Dataset extract:
◇ ◇ ◇

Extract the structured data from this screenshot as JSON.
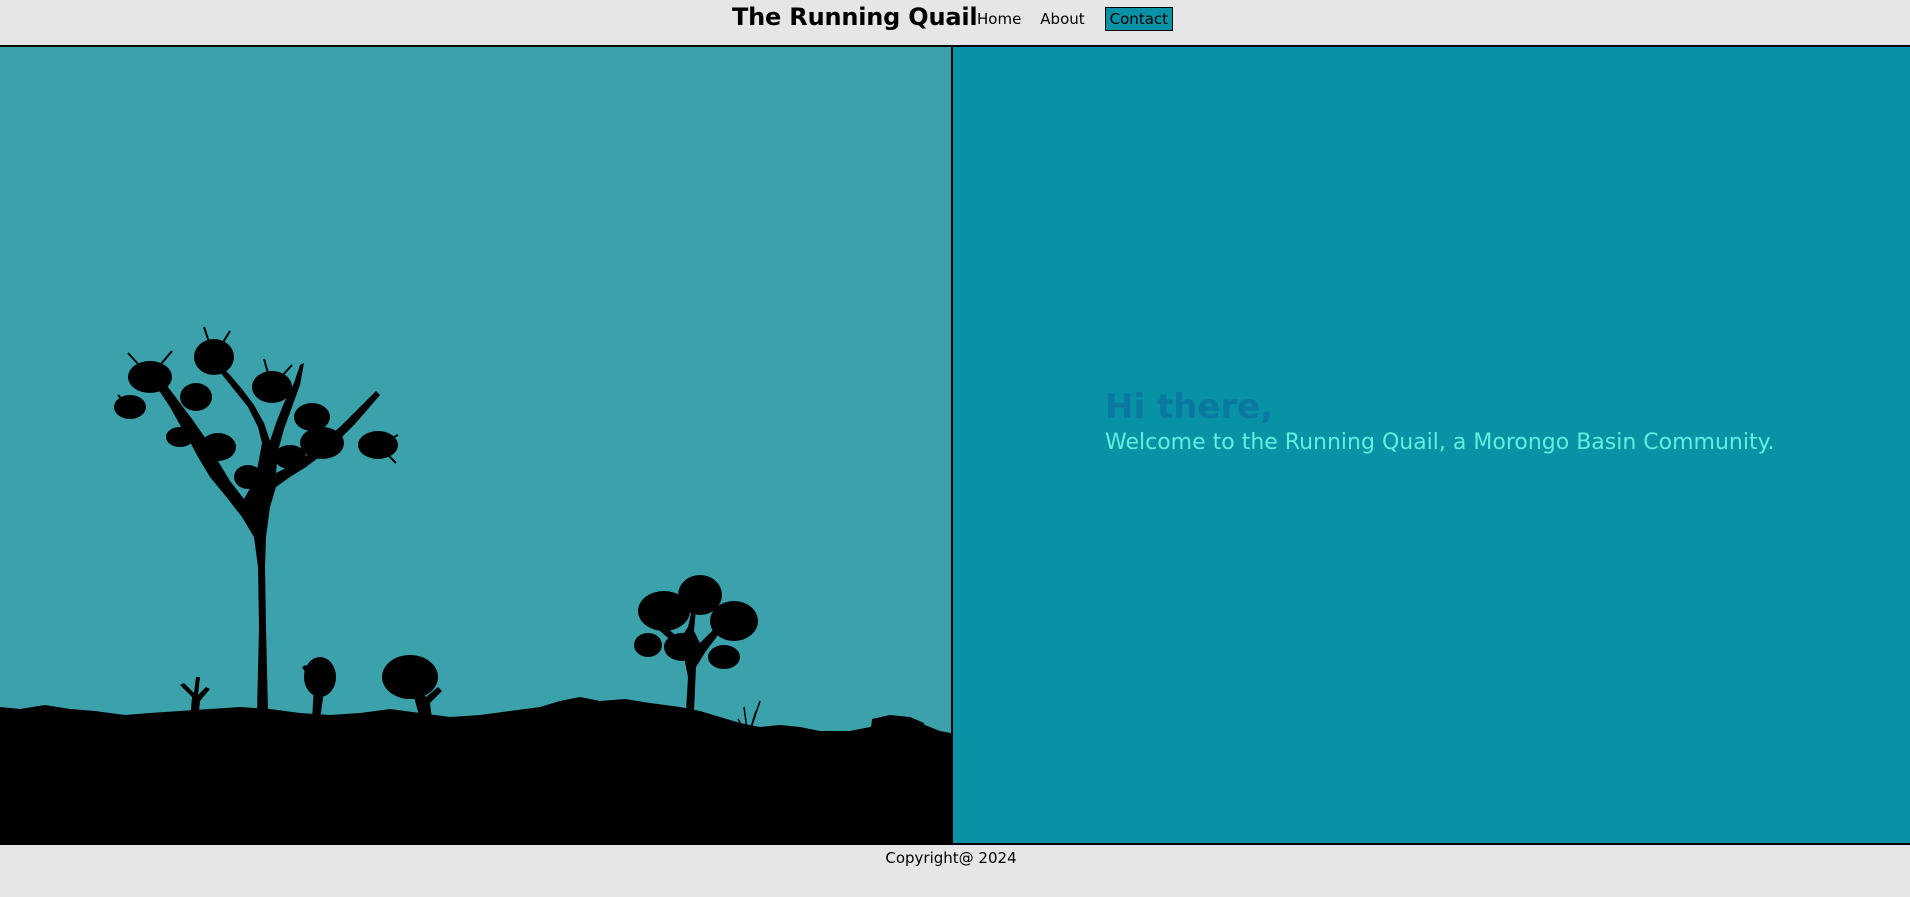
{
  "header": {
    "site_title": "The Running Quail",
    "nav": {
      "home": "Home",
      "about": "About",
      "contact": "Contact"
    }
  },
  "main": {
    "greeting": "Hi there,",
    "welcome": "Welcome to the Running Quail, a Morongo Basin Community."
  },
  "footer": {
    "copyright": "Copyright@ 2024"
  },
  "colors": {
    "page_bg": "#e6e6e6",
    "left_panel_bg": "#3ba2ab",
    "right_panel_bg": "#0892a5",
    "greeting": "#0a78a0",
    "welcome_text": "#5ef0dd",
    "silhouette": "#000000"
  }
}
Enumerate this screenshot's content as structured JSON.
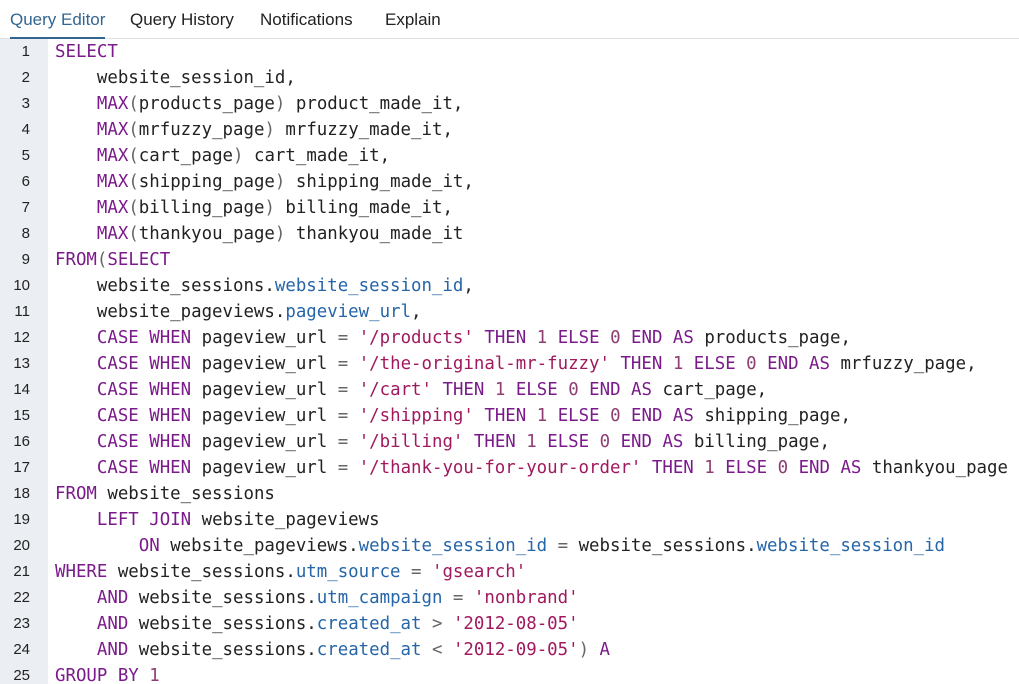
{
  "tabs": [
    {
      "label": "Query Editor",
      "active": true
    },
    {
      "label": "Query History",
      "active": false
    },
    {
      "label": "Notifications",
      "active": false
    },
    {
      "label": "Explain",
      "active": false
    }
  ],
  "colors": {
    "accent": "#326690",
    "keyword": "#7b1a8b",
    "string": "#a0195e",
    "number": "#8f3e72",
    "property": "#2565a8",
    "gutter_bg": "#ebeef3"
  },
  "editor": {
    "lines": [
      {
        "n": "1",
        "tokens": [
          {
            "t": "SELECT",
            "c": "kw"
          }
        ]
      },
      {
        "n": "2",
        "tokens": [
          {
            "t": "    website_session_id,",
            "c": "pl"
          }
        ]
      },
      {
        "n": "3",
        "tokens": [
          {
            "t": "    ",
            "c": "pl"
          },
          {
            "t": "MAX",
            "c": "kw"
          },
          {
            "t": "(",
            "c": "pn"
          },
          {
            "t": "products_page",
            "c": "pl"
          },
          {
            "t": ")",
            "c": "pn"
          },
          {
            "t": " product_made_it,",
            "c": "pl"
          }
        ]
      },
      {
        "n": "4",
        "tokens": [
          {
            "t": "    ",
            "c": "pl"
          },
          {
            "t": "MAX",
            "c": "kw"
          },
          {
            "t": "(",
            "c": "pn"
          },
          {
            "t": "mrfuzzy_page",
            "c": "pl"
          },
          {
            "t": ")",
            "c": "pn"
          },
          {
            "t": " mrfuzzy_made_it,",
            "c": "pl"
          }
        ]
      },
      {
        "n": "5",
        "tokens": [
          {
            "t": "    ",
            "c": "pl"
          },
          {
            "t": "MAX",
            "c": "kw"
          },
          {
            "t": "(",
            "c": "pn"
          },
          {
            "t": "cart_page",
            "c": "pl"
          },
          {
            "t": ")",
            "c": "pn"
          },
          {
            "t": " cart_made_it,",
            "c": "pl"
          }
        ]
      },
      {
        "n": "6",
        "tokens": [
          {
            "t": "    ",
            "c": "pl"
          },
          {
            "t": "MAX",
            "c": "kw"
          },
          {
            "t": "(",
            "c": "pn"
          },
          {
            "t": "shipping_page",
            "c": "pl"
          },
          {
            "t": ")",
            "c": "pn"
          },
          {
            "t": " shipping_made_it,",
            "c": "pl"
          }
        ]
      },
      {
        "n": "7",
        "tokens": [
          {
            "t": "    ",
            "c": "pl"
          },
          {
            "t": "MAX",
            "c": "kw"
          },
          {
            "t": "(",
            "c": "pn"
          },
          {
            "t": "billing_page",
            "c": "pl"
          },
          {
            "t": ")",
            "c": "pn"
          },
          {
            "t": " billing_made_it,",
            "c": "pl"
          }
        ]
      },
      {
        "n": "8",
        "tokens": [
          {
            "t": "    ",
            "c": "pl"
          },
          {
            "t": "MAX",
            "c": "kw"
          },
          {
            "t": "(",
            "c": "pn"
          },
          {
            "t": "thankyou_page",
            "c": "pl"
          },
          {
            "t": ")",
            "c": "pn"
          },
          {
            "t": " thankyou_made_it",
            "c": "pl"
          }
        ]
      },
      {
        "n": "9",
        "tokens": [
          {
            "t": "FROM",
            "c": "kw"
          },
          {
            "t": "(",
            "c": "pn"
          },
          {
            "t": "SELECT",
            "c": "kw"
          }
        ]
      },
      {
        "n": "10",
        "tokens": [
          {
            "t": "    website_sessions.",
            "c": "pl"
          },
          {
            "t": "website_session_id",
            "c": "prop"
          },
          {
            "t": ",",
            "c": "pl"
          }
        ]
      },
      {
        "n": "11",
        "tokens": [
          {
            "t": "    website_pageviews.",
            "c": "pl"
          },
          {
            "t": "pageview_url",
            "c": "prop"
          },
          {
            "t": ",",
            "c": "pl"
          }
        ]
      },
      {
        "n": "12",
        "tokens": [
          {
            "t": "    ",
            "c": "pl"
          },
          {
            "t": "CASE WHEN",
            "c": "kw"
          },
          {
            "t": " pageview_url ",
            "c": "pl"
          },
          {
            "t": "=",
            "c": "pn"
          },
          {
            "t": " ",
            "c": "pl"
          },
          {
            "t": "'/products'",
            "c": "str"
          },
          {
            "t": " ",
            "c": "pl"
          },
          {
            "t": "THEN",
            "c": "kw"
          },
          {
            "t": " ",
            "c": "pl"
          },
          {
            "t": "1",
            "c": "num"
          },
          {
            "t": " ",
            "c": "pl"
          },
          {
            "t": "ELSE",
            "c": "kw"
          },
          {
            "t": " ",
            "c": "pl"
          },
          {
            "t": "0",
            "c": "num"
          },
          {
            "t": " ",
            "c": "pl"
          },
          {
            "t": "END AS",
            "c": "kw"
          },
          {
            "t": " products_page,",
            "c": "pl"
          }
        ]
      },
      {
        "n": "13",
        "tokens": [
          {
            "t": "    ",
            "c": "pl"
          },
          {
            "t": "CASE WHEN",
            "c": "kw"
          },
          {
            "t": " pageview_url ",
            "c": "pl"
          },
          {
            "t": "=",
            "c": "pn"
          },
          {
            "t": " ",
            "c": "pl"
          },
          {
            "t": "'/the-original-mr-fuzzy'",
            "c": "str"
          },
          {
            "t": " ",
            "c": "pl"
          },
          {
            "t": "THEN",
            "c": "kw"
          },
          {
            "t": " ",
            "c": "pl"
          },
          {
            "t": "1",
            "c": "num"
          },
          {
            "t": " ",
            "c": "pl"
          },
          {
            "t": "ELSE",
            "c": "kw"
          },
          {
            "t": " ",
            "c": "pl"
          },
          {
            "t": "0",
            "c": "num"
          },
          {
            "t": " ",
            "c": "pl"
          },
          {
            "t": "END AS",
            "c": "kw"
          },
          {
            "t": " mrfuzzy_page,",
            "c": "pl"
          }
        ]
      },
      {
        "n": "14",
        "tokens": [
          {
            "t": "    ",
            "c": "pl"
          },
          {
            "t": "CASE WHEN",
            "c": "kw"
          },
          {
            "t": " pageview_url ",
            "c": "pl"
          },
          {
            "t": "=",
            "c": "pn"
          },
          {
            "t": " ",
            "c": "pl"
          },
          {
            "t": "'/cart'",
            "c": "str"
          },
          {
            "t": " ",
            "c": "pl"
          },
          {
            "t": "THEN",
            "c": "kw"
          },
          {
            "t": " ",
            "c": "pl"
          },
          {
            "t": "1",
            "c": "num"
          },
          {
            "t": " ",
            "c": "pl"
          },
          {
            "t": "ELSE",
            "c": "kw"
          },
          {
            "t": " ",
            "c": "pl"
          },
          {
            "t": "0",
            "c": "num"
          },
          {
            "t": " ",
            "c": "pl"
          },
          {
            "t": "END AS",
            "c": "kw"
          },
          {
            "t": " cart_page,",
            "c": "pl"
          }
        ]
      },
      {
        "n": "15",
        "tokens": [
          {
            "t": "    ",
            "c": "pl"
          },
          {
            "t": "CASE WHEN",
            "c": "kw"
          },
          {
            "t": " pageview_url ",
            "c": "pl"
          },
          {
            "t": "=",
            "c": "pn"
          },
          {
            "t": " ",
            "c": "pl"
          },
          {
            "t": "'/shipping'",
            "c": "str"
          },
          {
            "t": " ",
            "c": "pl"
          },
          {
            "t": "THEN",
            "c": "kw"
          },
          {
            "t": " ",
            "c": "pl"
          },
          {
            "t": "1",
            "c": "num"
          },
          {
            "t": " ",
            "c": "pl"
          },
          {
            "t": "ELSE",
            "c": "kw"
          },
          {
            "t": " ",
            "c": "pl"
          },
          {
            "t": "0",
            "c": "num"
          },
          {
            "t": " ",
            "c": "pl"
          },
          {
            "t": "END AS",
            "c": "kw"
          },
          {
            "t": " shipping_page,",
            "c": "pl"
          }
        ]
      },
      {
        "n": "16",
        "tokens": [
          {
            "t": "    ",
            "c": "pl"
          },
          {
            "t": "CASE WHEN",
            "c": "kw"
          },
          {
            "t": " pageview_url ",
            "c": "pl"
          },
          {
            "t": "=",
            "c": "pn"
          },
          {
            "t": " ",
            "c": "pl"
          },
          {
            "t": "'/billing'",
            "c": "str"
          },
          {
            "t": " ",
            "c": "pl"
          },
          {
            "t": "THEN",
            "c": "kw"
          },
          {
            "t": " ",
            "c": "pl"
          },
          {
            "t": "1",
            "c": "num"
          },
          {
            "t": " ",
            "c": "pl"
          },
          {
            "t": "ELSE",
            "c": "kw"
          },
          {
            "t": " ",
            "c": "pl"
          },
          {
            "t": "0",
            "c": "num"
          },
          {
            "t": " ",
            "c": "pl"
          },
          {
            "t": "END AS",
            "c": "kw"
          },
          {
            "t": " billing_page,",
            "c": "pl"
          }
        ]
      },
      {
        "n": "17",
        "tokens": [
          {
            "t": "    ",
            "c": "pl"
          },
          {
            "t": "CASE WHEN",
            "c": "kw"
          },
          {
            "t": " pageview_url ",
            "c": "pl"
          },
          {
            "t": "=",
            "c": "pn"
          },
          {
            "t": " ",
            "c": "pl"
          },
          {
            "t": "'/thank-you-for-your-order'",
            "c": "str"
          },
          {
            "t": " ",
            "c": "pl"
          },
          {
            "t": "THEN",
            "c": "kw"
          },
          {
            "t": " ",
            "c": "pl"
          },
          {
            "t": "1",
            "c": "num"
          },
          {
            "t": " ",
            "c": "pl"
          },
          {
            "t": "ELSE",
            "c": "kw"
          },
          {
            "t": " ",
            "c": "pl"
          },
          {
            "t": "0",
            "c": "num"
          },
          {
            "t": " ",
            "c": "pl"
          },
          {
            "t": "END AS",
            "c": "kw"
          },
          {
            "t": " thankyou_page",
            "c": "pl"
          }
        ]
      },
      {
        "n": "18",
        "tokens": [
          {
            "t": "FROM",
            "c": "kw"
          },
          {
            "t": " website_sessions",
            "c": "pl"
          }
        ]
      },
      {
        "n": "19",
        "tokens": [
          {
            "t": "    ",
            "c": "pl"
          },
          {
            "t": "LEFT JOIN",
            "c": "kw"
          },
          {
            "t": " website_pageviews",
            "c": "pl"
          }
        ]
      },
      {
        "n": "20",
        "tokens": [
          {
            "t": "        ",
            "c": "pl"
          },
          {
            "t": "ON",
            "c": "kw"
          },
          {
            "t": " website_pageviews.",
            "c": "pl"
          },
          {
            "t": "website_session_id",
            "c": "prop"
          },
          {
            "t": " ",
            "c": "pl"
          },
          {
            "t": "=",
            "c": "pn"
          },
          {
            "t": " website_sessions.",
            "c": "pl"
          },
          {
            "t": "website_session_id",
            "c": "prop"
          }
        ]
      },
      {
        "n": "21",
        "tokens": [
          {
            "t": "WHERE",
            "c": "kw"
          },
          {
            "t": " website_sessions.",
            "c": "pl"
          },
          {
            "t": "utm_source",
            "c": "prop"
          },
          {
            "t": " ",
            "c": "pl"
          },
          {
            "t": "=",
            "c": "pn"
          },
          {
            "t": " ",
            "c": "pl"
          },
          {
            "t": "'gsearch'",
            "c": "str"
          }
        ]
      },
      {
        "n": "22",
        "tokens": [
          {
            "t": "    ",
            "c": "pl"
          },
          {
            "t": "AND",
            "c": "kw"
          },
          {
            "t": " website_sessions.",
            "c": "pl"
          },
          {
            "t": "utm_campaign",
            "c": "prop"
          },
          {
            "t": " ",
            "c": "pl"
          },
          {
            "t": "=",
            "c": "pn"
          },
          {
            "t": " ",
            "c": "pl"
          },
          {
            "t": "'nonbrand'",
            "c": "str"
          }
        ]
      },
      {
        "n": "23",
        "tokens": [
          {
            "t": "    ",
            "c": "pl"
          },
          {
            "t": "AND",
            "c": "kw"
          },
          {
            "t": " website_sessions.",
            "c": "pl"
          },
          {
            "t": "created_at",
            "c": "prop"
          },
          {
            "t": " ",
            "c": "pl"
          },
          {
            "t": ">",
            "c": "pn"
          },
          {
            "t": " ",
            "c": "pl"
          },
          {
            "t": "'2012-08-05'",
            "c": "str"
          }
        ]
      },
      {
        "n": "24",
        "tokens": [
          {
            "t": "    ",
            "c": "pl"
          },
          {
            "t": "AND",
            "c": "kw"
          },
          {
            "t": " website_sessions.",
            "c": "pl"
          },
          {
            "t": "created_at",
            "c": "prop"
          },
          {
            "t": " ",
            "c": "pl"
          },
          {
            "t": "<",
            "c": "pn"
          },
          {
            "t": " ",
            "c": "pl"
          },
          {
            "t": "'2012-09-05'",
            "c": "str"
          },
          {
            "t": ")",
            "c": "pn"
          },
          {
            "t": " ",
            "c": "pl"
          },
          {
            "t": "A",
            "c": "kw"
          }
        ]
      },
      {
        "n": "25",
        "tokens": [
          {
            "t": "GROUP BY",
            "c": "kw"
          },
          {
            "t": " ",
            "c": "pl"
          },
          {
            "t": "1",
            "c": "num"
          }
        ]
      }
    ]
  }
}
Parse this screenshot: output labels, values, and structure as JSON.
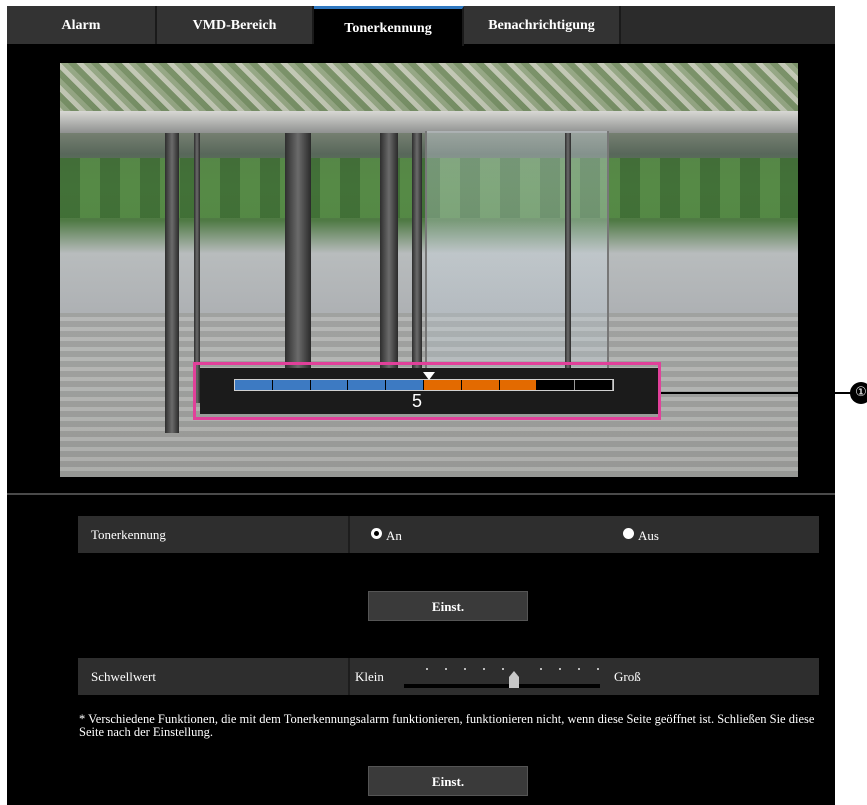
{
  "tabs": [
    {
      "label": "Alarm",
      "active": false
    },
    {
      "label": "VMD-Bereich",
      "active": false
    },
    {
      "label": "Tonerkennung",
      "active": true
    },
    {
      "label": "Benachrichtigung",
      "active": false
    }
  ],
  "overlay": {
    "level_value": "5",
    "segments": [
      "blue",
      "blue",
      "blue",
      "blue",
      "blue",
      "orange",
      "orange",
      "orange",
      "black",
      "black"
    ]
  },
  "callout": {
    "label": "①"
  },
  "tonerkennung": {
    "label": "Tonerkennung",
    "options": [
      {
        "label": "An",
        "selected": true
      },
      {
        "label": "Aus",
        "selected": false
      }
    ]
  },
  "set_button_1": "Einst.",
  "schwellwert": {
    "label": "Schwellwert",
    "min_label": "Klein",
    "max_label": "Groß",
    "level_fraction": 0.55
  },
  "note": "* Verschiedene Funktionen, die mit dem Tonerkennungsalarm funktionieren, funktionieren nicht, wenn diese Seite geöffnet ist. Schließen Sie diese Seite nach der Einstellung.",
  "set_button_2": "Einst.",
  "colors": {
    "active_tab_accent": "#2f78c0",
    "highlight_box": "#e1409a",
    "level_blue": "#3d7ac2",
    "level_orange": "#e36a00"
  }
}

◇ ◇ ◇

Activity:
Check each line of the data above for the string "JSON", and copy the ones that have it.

Written solution:
Extract the structured data from this screenshot as JSON.
Enumerate this screenshot's content as structured JSON.
Parse this screenshot: output labels, values, and structure as JSON.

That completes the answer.